:: Information given ::
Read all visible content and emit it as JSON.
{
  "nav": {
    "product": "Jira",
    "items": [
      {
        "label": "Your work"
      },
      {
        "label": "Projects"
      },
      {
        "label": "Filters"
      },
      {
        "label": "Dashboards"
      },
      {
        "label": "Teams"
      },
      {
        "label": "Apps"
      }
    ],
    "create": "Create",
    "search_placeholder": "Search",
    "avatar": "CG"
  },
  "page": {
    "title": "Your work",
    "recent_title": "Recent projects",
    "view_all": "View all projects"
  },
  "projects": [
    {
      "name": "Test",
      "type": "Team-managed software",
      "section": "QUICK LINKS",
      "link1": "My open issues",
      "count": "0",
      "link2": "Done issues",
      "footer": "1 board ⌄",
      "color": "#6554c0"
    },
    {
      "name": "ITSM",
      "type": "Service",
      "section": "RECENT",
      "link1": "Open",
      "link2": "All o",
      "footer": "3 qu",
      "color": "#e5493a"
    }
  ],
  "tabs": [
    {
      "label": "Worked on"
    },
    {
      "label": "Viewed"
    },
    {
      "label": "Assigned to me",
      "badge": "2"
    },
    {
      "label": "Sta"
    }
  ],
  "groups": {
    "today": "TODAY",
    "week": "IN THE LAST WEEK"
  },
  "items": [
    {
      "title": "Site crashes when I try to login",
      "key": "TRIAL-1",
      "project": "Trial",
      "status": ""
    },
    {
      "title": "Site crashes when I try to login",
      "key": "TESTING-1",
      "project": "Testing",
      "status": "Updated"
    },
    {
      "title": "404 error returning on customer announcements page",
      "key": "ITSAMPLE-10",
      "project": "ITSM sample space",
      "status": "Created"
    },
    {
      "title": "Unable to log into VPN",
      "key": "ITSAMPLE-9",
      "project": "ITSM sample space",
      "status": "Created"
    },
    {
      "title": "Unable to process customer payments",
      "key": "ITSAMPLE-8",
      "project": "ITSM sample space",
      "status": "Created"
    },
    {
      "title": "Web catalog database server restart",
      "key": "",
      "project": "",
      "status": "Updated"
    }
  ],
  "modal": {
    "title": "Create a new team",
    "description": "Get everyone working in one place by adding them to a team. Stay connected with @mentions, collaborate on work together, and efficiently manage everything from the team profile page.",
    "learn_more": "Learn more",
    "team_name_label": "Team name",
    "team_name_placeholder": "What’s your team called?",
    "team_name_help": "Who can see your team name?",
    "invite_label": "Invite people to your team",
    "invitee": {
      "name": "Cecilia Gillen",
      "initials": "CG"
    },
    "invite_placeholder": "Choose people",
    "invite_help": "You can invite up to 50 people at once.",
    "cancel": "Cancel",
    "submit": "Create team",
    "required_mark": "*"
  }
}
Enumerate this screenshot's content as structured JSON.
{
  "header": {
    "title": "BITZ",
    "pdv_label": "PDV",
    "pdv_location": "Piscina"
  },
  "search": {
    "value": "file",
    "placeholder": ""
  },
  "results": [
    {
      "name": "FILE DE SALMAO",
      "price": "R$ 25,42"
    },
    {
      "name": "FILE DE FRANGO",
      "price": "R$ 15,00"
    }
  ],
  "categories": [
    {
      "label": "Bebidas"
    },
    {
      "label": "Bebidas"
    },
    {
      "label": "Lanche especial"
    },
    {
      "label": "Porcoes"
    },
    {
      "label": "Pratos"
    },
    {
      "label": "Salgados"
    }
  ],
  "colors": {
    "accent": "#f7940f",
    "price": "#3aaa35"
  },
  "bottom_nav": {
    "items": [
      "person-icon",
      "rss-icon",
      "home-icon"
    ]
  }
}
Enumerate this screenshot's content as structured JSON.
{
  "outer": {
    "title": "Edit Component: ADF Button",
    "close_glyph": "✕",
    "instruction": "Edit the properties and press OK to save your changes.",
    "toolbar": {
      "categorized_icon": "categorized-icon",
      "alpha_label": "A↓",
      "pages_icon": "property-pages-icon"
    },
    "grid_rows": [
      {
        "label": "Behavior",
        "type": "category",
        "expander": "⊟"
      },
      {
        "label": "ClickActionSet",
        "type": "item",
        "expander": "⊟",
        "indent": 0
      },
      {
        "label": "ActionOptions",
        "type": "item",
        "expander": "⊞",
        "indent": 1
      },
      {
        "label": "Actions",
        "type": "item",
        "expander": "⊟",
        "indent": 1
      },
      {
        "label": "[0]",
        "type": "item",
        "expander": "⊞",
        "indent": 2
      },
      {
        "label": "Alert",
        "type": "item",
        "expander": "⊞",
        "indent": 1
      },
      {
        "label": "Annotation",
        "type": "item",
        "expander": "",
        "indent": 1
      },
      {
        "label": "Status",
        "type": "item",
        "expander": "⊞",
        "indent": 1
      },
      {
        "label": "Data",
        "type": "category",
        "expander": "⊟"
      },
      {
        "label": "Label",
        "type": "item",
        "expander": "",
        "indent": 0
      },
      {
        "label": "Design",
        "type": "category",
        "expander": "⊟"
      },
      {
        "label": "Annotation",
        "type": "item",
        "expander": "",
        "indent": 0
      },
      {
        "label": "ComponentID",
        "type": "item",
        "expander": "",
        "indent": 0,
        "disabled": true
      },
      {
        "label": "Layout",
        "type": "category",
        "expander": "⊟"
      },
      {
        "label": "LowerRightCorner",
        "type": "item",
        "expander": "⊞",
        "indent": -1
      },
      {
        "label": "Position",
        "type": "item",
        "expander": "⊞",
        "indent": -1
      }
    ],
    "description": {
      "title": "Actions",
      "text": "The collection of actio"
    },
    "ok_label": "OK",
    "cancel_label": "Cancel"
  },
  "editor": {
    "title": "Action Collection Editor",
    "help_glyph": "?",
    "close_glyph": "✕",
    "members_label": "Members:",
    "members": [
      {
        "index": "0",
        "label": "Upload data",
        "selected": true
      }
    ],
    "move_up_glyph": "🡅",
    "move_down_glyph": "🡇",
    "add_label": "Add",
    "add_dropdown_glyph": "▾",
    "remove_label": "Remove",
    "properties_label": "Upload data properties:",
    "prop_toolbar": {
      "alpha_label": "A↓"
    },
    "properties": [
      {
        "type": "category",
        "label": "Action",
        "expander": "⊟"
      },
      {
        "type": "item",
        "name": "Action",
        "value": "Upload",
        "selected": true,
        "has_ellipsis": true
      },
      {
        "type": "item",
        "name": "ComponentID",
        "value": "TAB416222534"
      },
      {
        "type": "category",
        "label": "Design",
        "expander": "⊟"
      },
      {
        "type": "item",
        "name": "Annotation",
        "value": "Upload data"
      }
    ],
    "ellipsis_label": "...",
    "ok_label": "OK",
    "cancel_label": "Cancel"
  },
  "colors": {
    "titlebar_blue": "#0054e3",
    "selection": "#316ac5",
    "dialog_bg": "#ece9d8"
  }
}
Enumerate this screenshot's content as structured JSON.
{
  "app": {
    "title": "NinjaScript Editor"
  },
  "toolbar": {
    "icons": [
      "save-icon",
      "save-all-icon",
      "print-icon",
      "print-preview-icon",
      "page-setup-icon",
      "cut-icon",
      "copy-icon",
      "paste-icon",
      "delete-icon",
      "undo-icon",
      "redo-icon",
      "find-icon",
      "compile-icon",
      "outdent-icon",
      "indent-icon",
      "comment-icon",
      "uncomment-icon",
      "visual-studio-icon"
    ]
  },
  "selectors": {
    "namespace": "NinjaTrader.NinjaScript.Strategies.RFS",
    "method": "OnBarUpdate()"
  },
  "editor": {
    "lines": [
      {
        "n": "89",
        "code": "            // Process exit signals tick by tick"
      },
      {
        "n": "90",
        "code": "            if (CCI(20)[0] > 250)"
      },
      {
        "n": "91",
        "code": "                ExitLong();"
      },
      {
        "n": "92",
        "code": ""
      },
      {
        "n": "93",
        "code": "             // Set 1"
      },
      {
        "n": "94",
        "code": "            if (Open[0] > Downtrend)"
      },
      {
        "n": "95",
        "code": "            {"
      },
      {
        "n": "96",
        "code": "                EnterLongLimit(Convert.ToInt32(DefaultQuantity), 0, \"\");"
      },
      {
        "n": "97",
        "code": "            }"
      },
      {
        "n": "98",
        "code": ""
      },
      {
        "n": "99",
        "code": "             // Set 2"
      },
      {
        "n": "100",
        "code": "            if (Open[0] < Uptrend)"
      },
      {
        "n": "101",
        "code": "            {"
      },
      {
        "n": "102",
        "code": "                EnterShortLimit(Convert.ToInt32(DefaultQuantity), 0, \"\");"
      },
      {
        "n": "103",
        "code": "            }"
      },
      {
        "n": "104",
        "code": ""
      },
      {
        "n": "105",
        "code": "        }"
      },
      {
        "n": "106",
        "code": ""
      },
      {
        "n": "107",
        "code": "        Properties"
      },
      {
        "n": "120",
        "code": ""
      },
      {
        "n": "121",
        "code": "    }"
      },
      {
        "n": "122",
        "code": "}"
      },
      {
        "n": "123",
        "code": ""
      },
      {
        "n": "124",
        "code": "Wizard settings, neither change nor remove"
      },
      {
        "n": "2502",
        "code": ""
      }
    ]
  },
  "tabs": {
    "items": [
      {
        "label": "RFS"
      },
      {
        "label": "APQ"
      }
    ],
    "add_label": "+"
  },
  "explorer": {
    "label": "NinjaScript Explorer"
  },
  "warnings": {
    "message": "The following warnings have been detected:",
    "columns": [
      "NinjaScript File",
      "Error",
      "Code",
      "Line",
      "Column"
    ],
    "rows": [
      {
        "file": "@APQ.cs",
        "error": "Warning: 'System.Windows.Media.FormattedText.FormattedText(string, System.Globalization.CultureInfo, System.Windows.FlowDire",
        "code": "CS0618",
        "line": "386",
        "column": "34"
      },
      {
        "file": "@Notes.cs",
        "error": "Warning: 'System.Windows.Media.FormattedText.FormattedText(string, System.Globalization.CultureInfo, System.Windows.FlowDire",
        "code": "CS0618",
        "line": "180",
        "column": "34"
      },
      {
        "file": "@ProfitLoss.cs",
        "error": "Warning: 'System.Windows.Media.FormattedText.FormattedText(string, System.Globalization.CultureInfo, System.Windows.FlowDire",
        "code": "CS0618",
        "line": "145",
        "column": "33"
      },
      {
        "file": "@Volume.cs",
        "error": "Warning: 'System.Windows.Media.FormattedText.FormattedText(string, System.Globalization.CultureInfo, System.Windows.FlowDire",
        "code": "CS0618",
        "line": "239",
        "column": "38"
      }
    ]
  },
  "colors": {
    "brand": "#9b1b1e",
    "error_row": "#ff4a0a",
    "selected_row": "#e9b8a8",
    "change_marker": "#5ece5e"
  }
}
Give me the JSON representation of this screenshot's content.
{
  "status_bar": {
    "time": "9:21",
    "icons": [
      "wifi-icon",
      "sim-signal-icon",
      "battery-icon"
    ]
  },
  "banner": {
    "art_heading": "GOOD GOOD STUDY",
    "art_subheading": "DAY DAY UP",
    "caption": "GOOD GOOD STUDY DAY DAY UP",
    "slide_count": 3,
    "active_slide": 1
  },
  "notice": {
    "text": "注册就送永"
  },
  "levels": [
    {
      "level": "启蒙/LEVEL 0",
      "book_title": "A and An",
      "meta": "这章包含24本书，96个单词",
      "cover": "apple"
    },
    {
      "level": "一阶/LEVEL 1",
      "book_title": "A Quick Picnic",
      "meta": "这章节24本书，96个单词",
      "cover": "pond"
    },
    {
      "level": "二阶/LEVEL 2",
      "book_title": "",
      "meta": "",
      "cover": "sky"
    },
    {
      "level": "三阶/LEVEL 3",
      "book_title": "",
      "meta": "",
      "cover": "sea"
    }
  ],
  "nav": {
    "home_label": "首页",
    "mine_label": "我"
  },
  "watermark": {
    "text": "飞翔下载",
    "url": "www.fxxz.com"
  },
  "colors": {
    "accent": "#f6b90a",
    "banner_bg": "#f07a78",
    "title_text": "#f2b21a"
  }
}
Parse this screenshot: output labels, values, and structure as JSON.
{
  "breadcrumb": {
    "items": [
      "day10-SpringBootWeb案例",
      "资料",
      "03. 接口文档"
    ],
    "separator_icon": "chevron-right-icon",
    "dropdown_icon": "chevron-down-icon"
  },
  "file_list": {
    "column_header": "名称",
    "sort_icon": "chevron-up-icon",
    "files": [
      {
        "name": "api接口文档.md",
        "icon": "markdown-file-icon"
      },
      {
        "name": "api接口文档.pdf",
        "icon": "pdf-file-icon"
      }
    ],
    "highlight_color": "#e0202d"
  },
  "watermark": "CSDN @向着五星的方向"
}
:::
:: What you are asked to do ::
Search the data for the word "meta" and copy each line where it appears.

:: Reply ::
      "meta": "这章包含24本书，96个单词",
      "meta": "这章节24本书，96个单词",
      "meta": "",
      "meta": "",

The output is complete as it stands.